Source: eJewish Philanthropy
Ahuva Ron, director of the School Twinning program between Los Angeles and Tel Aviv for the Jewish Federation of Greater Los Angeles for the last eight years, highlights some aspects of this highly effective and impactful model of teen engagement.
"The School Twinning Program started with four twin schools. Currently, we have 41 schools including 20 in Los Angeles, 20 in Tel Aviv, and one in Vilnius, Lithuania. The main goal of the program is to create relationships between the Jewish students and families in Los Angeles and Tel Aviv.
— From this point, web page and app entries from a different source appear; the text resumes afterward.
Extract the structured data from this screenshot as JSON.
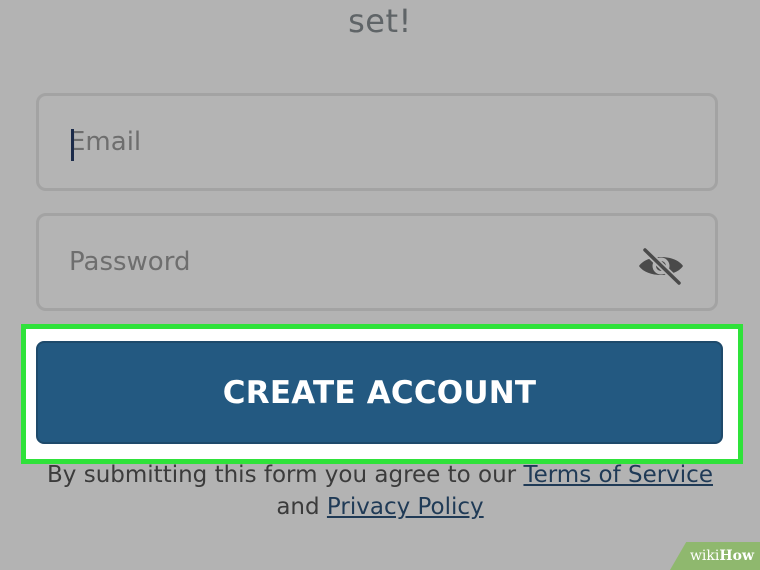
{
  "header": {
    "partial_heading": "set!"
  },
  "form": {
    "email_placeholder": "Email",
    "password_placeholder": "Password",
    "password_toggle_icon": "eye-slash-icon",
    "submit_label": "CREATE ACCOUNT"
  },
  "legal": {
    "prefix": "By submitting this form you agree to our ",
    "terms_link": "Terms of Service",
    "middle": "and ",
    "privacy_link": "Privacy Policy"
  },
  "watermark": {
    "part1": "wiki",
    "part2": "How"
  },
  "colors": {
    "background": "#b3b3b3",
    "button": "#235981",
    "highlight_outline": "#2fe23a",
    "link": "#1f3a56"
  }
}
There are several core elements of the program that make it impactful and unique: exchange of student delegations and face-to-face meetings in each other’s communities, home hospitality, joint curriculum/projects with the twin school, community involvement, and local and joint teachers’ seminars with all the American and Israeli educators. The schools that take part in this program are Jewish day and afternoon schools from all denominations. The delegation exchanges are in either sixth, eighth, or tenth grade….
…the School Twinning program is a way of engaging pre-teens and teens, together with their families... While unique in its scope, the School Twinning program is not branded as its own entity; it is embedded within schools and is part of the Jewish Federation. Today, there are 500 schools around the world in this program that are part of The Jewish Agency’s Partnership2Gether initiative…
After working in this program for 16 years, I see the School Twinning program as a vibrant and effective model for teen engagement because it builds relationships between Jewish teens around the world through experiential Israel education. And the program is only growing. About a year ago we developed a new triangle program, adding the Shalom Aleichem School in Vilnius, Lithuania, to a partnership between an afternoon school in Los Angeles and a school in Tel Aviv. Eighth graders from all three countries met in Israel in December 2012 for a 10-day delegation. I believe that, for them, it was an experience that they will never forget. There was nothing else to connect them other than being Jewish teens, and yet, they found so many things in common. This, in my opinion, is teen engagement in action!"
Read more at eJewish Philanthropy.